The Kansas City Star — After attending a streetcar workshop at last week’s national Smart Growth conference in Kansas City, one thing is for sure: They’re not a one-size-fits-all proposition.
By KEVIN COLLISON
In fact, streetcars appear to be the transit equivalent of a platypus.
Most are quirky beasts when it comes to how individual cities go about planning, funding and operating the type of project that Kansas City is about to dive headfirst into this year.
“These are a little bit oddball projects with different groups involved,” said William Cross, director of the South Florida Regional Transportation Authority. “Putting together creative funding sources is something you’ll have to do.”
A revealing anecdote by David Vozzolo, the streetcar guru at HDR Engineering, was that Portland, Ore., long considered the national beacon for modern streetcars in the U.S., was actually a hard sell with the local transit agency there.
“The political leadership in Portland pushed for streetcars, but the transit agency opposed it,” Vozzolo said. “They called it the donkey cars.”
Vozzolo and Cross were on a panel titled “Streetcar Projects Encouraging Smart Growth Coast to Coast” at the New Partners for Smart Growth conference. It drew 1,200 people from around the nation to the Kansas City Convention Center.
By June, construction will be underway on a 2-mile streetcar line in downtown Kansas City that will link Crown Center with the River Market.
The $102 million project is scheduled to be rolling by mid-2015. Our city is one of about 10 communities across the country planning to build a streetcar line in the next three years, according to Vozzolo, an HDR vice president, who moderated the panel.

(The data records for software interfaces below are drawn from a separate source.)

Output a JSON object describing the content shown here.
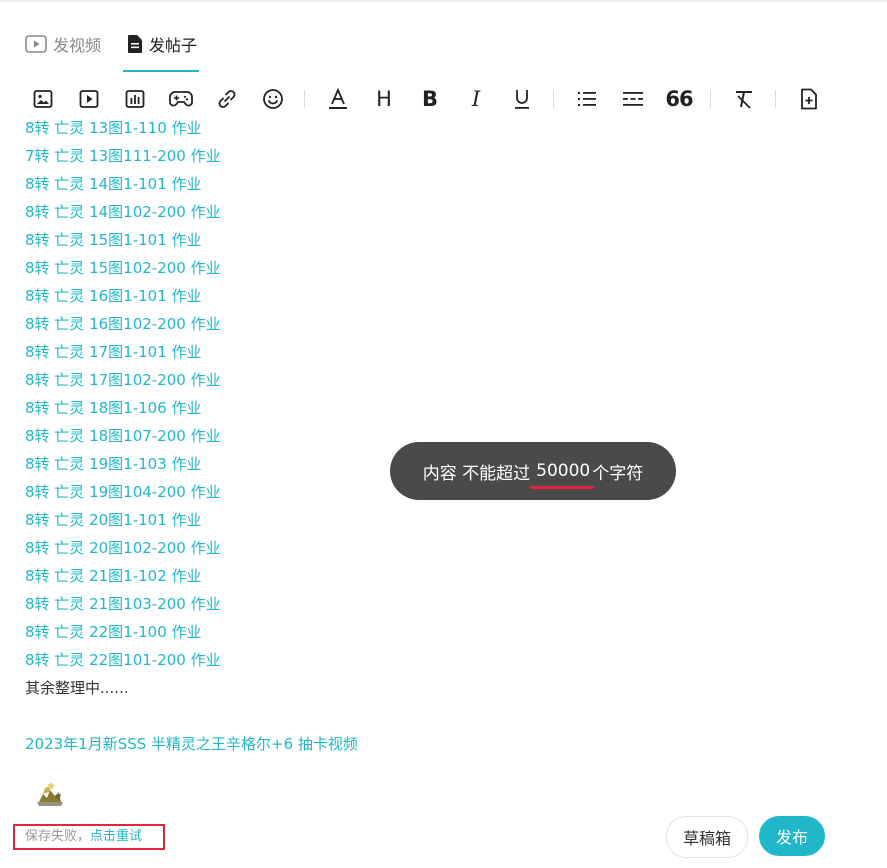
{
  "tabs": [
    {
      "label": "发视频",
      "active": false,
      "icon": "play-square-icon"
    },
    {
      "label": "发帖子",
      "active": true,
      "icon": "document-icon"
    }
  ],
  "toolbar": {
    "items": [
      "image-icon",
      "video-icon",
      "chart-icon",
      "gamepad-icon",
      "link-icon",
      "emoji-icon",
      "font-color-icon",
      "heading-icon",
      "bold-icon",
      "italic-icon",
      "underline-icon",
      "list-icon",
      "divider-icon",
      "quote-icon",
      "clear-format-icon",
      "add-document-icon"
    ],
    "heading_label": "H",
    "bold_label": "B",
    "italic_label": "I",
    "quote_label": "66"
  },
  "content": {
    "lines": [
      "8转 亡灵 13图1-110 作业",
      "7转 亡灵 13图111-200 作业",
      "8转 亡灵 14图1-101 作业",
      "8转 亡灵 14图102-200 作业",
      "8转 亡灵 15图1-101 作业",
      "8转 亡灵 15图102-200 作业",
      "8转 亡灵 16图1-101 作业",
      "8转 亡灵 16图102-200 作业",
      "8转 亡灵 17图1-101 作业",
      "8转 亡灵 17图102-200 作业",
      "8转 亡灵 18图1-106 作业",
      "8转 亡灵 18图107-200 作业",
      "8转 亡灵 19图1-103 作业",
      "8转 亡灵 19图104-200 作业",
      "8转 亡灵 20图1-101 作业",
      "8转 亡灵 20图102-200 作业",
      "8转 亡灵 21图1-102 作业",
      "8转 亡灵 21图103-200 作业",
      "8转 亡灵 22图1-100 作业",
      "8转 亡灵 22图101-200 作业"
    ],
    "note": "其余整理中......",
    "video_link": "2023年1月新SSS 半精灵之王辛格尔+6 抽卡视频"
  },
  "toast": {
    "prefix": "内容 不能超过",
    "number": "50000",
    "suffix": "个字符"
  },
  "footer": {
    "save_failed": "保存失败，",
    "retry": "点击重试",
    "draft_label": "草稿箱",
    "publish_label": "发布"
  },
  "colors": {
    "accent": "#20b8c8",
    "toast_bg": "#4a4a4a",
    "highlight_red": "#e0243a"
  }
}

Interestingly, Kansas City isn’t all that far behind the curve. The only other cities operating what Vozzolo said were modern streetcars are Portland, Seattle and Tacoma, Wash.
“It’s really a key time for this new ‘old’ mode,” he said.
In addition to Cross, who talked about a 2.7-mile streetcar line proposed for downtown Fort Lauderdale, the panelists were Shiraz Tangri, who discussed plans for a proposed four-mile streetcar line in downtown Los Angeles, and Sherri McIntyre, who’s charged with implementing the Kansas City project.
Back to the platypus analogy.
In Fort Lauderdale, the “Wave” streetcar plan is being championed and led by a private downtown business organization called the Downtown Development Authority. The $142.6 million plan is expected to receive about half its funding from the federal government, and the rest split between state and local sources.
In LA, the route is being pushed by a non-profit group called Los Angeles Streetcar Inc., and half of its $125 million cost is being covered by a Community Facilities District.
Like the Transportation Development District being used here, the LA special taxing district was approved by people who live inside its boundaries, not the property owners.
But unlike Kansas City, Tangri said LA’s district has a staggered assessment rate with properties closer to the streetcar route levied at a higher rate. That’s because they’re expected to benefit the most economically.
The rest of the LA project will be matched by federal and local government sources, but no money from the state.
Of the three cities, the Kansas City plan, which has been championed by City Hall, most notably Mayor Sly James and Councilman Russ Johnson, will rely the most heavily on local, actually hyper-local, funding.
Almost three-fourths of the budget will come from the property tax assessment and one-cent sales tax levied on downtown property owners and businesses; the rest comes from the federal government.
And as with LA, our plan gets no state money.
There are similarities in the goals of all the streetcar programs.
The big thing is to link major downtown activity centers that will generate traffic and also pass areas in need of redevelopment such as vacant buildings and parking lots.
“The advice from Portland was you build the system to get people to develop along it,” Tangri said.
There also were a couple of cautionary observations that could apply to Kansas City.
Vozzolo noted that streetcars are designed to be urban circulators, short-range lines under 3 miles that serve downtowns and nearby neighborhoods with quick, on-and-off trips.
And Cross said patience and commitment were vital. It’s taken 10 years in Fort Lauderdale, and forging lasting partnerships has been essential.
“Building a partnership is critical and also produces partners for future projects,” he said. “We want to continue this and get the community excited.”
This raises the question of the future prospects of our plan.
Many people believe that to be truly useful it will have to be extended south on Main Street as far as the Country Club Plaza and University of Missouri-Kansas City.
But there are big questions. Will the limited taxing zone downtown be extended down Main? Would they be separate districts or combined to form one, larger taxing base? Or will the city leaders go back to voters and seek a citywide funding source?
And does a streetcar basically intended for circulating people downtown have enough capacity to serve a route linking greater downtown with midtown and the Plaza?
And what about building lasting partnerships?
The current Kansas City plan and its heavy reliance on a limited tax base approved by a relatively small number of voters have left a sour taste with many downtown property owners.
Last week, two of them filed a lawsuit challenging the financing plan. McIntyre dismissed its significance, telling the audience, “We’re confident that will be a small blip.”
She may be right. But Kansas City leaders will eventually have to identify a politically palatable, broader-based game plan if they want to build the kind of workhorse streetcar system that will carry the city into the future.